On this page, Jennie offers audio clips and text from some of her favorite poetry readings.
Following are a few recordings from her Occidental Center for the Arts performance/birthday party on July 29, 2012. Thanks to the fabulous collaborating musicians: Jeanette Isenberg, violin; and Karen Zimmerman, bass.
Argentine Tango Suite
I lean over the precipice—
balance and wait, frame
defines the world in our arms
for three minutes
of intimacy. You open
door after door,
invite me to step through,
lead from the center,
your chest, my breast, the poised
pause between. We are
each other’s wish;
violins, polished light.
I look, not over your shoulder,
but in, toward our clasped
hands; my embrace silk
at your neck, a flutter along
your upper arm. Your embrace
a ruthless tenderness, no way
One backward step, cross
at the ankle, figure eight, a sidelong reach;
legs hook and lift, pulled by the soaring bandoneon—
melody of exquisite torture. Her left foot
touches his right, slides along willingly.
His steps enter her steps
like swordplay: sacada and arrastre
the slash and drag; molinete,
two dancers in an orbit of desire.
Red, the shoes, red
the shirt, black crepe
the cape of stars
she wears. Why does
the music make
feeling sad feel good?
You say, my skin calls to you,
a full-blown rose; you say,
a continent to explore
in the small of my back.
I say, to be beautiful is a practice;
ignore what has been lost.
Go ahead, look, when I lean over
to fasten my black suede dancing shoe.
It takes two.
A boom box powers up;
ferry horns moan at the far end
of the mall, tall windows,
big boats on one side, caviar bar
on the other. Women sit cross-legged,
flexing impatient feet. Astor Piazzolla,
seductive wail of Gardel
rub floors to a gleam.
Round and around like street-flow.
or step out of the way.
Zebulon’s Lounge/On the Brink
As she sips warm sake, jazz chords smoke
along the floor, out the door,
a sidewalk seduction Tuesday night,
tiny town closed up except for the bars.
From seven to nine this one hosted
local literati, who then stayed on
in the votive candle light, leaning with relief
on the warm plush of booths or leaning
to each other. As she sips warm sake,
the musicians spend themselves like
inflated currency, six hands working it
from the wrist.
How she wants this one moment
of feeling good, as her generation drifts
on unparalleled melody and sweet smoke
toward the brink. Like the final concert

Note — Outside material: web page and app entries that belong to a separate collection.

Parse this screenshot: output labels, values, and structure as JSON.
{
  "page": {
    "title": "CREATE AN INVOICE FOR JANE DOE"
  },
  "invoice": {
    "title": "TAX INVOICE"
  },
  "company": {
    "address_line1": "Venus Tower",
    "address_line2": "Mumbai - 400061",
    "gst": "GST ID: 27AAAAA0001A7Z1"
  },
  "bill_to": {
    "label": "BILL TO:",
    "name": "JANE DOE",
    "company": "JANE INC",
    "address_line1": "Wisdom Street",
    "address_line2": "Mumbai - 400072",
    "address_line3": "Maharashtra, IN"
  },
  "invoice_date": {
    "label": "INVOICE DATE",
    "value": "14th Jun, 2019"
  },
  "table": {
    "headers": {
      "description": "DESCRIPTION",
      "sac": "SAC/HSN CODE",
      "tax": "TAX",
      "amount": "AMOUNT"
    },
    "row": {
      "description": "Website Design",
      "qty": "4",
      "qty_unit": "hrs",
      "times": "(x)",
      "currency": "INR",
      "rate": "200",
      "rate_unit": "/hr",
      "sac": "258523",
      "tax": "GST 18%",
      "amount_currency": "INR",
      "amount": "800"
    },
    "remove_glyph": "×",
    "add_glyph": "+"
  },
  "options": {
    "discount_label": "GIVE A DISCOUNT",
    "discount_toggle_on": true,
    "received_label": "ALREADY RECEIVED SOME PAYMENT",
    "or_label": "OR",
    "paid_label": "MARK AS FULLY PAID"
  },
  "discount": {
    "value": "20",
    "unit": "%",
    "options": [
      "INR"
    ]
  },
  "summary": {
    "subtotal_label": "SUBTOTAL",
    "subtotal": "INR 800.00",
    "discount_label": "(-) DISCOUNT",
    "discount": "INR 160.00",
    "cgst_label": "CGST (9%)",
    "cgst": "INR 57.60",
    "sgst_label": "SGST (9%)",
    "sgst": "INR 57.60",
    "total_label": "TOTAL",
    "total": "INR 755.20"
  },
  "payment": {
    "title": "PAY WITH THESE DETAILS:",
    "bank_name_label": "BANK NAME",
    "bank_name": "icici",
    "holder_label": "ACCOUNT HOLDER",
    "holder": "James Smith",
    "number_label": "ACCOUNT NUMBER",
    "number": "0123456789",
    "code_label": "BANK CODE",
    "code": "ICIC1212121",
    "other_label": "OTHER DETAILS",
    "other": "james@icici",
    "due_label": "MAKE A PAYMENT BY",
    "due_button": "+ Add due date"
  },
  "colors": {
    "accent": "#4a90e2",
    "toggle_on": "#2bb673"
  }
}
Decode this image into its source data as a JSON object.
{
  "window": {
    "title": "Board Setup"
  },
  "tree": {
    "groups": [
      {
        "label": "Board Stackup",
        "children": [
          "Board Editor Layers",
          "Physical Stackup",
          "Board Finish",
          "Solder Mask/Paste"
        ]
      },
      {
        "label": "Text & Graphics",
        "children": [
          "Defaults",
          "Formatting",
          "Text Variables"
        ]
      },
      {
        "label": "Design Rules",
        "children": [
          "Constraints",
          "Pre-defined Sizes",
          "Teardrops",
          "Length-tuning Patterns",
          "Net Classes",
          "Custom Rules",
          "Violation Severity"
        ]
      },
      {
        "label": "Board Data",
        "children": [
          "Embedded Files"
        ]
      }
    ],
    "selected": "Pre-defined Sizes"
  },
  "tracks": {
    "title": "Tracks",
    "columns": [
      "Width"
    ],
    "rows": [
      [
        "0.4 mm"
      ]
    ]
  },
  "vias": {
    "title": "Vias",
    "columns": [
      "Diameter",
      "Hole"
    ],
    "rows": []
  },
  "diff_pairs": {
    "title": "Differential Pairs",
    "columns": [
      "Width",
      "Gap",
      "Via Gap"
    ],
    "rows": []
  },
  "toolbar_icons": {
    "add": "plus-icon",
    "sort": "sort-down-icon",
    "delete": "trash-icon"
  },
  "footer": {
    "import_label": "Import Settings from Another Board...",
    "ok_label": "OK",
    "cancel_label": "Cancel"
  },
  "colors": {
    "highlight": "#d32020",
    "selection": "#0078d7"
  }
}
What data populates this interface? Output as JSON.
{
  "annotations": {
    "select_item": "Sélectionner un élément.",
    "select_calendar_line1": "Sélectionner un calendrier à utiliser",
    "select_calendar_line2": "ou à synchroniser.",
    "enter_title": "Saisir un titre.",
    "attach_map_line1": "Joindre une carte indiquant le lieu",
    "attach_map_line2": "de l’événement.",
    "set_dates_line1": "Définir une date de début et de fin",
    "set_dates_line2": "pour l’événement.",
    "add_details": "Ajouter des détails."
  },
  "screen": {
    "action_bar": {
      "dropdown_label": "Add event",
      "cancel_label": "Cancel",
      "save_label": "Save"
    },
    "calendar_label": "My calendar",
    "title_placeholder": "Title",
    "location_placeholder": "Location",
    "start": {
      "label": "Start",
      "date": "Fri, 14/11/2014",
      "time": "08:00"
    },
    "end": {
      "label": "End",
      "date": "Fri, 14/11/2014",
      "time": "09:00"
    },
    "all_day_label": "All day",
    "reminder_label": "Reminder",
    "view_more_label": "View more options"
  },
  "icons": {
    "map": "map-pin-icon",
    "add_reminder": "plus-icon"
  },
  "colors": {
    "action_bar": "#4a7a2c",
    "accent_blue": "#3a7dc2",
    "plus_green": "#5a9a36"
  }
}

of the string quartet on the deck of the Titanic,
Zebulon’s makes pleasure in catastrophe—
a home for genius to sink deeper in,
there, where the girls riff, and the boys,
they play and play.
Of My Own
It’s time to start thinking about
how I want it to be for me—
like a true pearl, or quarried alabaster,
like the long tone of a gong, and of my choosing
as if going to a feast, where every morsel
is something I’ve never tasted.
It’s time to commission my memorial,
inspired by the guardian of ashes sculpted
on the lid of an Etruscan funerary urn—
if a scholar was enshrined, the figure held a book;
if a writer, a tablet and feather quill; if neither,
then a woman lounging on one elbow, as if
gazing out a window. The right exit would mimic
the little death : a shudder, a sigh, a leap
into the abyss. And please
no extraordinary measures, just the comfort
of my daughter holding my hand, papers signed
and notarized to prove that I was sound,
and one last wisecrack before I can’t swallow.
Hearing, they say, is the final sense to go.
So, when I am ready, let the keening begin.
If that woodpecker turned his busy head, he would see
a middle-aged woman on her back on a towel on a plastic lounger
on a south-facing deck at eleven in the morning, wearing nothing
but a gold band on her right second toe. Her arms are over her head
in a submissive gesture that reminds her of how she’s been bound.
Her face is angled left to catch a whiff of musk,
recalling the lover who said don’t wash just yet.
If the breeze, if the long-haired cat clawing in his sleep,
if the tweezers of doubt were not amplified now by the calling of crows,
she would be at peace, and draw a hush around her
like the redwoods draw—these ancient trees whose branches
reach out and down, instead of up, in such supplication.